MOSCOW, September 17./TASS/. Polish Ambassador to Russia Katarzyna Pelczynska-Nalecz is summoned by the Russian Foreign Ministry over dismantlement of the statue of Soviet General Ivan Chernyakhovsky in the Polish city of Pieniezno, the ministry’s press service told TASS.
The ambassador is summoned to the ministry’s central building at 16:30, Moscow time, on Thursday, it said. Earlier, city Mayor Kazimierz Keijdo said the local authorities had already started work to pull down the statue.
He said the monument would first go to a storage facility and then would be handed over to the Russian side. "The authorities of the [Russian] Kursk region have already appealed to us," he said. "These documents have been relayed to the Foreign Ministry that will negotiate with the Russian side the terms under which this could be done," the city mayor said.
Discussion on statue dismantlement has continued since January 2014. The Russian Foreign Ministry has repeatedly expressed its outrage by the ruling on the pulldown. "We resolutely demand from the Polish leadership and from the Council for the Protection of Struggle and Martyrdom Sites that supervises the issue to prevent dismantlement of the monument to Ivan Chernyakhovsky," it said.
The ministry urged "unconditional compliance with the agreement between the Russian and Polish governments on burial places and memorial places for victims of wars and repressions of February 22, 1994, as well the treaty between Russia and Poland on friendly and good-neighborly cooperation of May 22, 1992," it said in the statement.

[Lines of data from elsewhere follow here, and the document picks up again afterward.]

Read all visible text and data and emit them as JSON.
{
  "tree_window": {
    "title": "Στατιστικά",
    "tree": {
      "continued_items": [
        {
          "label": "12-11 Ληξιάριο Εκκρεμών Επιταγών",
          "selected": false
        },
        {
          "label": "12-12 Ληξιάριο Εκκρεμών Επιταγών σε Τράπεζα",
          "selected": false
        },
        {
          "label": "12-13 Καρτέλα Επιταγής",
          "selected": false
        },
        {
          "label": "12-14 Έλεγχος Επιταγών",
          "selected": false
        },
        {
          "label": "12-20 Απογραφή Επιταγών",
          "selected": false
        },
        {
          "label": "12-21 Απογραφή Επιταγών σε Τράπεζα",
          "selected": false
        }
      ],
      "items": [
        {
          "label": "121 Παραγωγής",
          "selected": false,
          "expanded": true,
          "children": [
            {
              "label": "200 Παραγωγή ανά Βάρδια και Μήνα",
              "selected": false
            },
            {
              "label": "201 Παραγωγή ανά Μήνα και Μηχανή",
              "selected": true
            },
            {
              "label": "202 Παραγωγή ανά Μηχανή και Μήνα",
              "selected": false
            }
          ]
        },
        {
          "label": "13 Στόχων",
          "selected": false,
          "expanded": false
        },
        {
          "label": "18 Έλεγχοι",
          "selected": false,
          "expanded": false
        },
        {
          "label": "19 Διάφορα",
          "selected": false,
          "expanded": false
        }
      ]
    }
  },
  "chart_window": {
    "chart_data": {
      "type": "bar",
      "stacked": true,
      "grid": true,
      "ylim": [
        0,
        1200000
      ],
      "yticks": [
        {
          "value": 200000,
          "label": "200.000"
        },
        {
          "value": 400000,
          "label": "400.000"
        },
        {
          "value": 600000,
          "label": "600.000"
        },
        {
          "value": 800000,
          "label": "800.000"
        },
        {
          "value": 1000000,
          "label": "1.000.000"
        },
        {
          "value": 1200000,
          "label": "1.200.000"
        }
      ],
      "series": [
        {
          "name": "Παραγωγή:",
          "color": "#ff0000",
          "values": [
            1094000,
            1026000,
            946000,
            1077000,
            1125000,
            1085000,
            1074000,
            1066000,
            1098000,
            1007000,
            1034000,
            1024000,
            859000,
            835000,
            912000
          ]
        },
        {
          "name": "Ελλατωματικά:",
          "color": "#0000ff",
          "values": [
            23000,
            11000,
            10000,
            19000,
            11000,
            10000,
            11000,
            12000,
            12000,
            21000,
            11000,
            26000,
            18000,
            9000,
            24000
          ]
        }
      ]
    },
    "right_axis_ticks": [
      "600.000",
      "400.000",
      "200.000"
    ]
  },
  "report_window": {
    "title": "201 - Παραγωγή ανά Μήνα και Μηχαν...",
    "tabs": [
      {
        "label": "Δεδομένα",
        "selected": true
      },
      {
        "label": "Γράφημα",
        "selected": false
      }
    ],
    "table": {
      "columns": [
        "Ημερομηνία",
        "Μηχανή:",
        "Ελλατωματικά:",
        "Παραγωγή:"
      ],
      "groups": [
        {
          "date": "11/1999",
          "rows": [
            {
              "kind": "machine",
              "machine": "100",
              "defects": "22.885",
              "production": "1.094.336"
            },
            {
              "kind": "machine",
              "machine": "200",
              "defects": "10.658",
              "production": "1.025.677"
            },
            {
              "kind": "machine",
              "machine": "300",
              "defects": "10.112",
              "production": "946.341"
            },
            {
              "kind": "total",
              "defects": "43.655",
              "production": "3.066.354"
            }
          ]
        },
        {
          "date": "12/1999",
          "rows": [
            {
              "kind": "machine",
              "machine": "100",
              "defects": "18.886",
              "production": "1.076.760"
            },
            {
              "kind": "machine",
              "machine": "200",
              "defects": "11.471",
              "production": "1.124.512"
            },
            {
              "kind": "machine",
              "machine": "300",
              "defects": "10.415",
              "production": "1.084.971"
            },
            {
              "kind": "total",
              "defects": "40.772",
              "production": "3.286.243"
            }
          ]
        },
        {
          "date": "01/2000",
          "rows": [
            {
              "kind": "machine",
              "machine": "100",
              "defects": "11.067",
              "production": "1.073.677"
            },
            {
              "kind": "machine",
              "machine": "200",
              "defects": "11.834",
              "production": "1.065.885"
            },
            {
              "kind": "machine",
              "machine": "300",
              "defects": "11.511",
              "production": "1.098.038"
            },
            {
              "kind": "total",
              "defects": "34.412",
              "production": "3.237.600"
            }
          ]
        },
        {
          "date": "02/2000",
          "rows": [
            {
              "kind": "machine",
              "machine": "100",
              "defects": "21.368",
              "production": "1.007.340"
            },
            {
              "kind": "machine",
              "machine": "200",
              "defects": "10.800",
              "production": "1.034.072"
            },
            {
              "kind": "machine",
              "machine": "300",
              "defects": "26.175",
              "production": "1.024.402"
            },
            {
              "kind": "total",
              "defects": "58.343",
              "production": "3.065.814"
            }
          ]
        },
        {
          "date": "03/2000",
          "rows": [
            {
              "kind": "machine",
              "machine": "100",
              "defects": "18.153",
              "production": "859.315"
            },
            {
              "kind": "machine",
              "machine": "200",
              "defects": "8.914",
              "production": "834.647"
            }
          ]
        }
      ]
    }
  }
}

Early in August, the mayor said Pieniezno authorities had started collecting donations to fund demolishing the statue of Soviet Army General Ivan Chernyakhovsky, youngest front commander during World War II.
General Chernyakhovsky, commanding the 3rd Belorusian Front, was fatally wounded in February 1945 in the outskirts of the East Prussian town of Mehlsack (now Pieniezno). He was buried in Vilnius, capital of Lithuania, and reburied in Moscow in 1992.
The monument was unveiled in the early 1970s.